This was a personal seminal moment. I could not believe that after working with physicians and nurses in healthcare for 25 years that I would be intimidated about saying something about cleanliness. I was worried about the potential impact that my questioning would have on the care of my loved one. That made me hesitate about saying something until a situation came up where I could not keep quiet. I could not suppress my concern based on the possible impact to my loved one.
What about the nurse’s reaction? It was defensive, and she was telling me in essence “I can’t believe you’d question my decision-making.” In discussing the situation later with my husband (not the patient), he assured me that I had done the right thing. He asked me if I saw the waiter in a restaurant washing his hands at my table, would I then let him dip his hands in my soup?
This hospital experience was 99% wonderful. I thought the hospital paid excellent attention to the needs of the patient and the family. I thought it was clean, the caregivers were very good, and I would recommend the hospital. But the wall is still up about questioning at this hospital and probably every hospital across the US. It is a hard call to tell the professionals that they are doing something wrong. A cleanliness episode can happen so fast that you don’t have time to debate yourself about saying something.
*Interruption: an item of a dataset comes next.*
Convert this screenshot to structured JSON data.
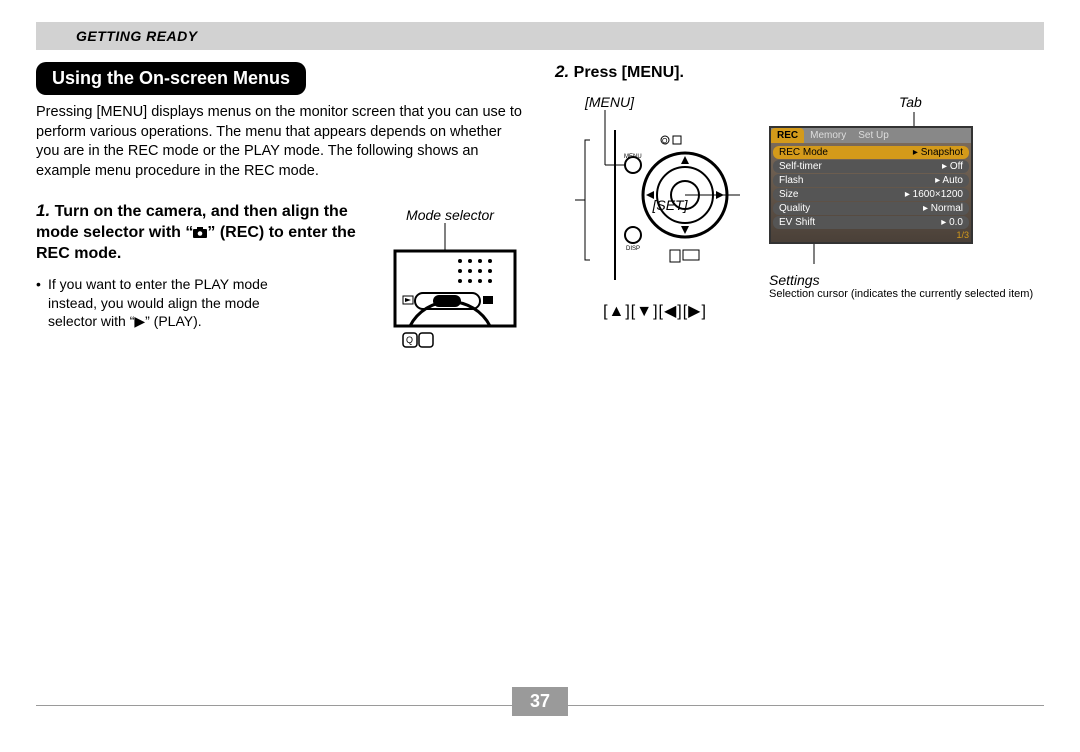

How can we make it okay to question caregivers for the benefit of the patient?
Okay, this is a big one! This one website is like a big gift box that has another box inside and another box inside, and so on. The health100.com site has links to over 800 of the top English-language health blogs. You can search on site names or search on content. There are clinical blogs, research blogs, hospital blogs, and management blogs. You can find information, opinions, news, webcasts, and podcasts. You can find lawyers, doctors, nurses and patients. And pretty soon, you’ll be able to find me!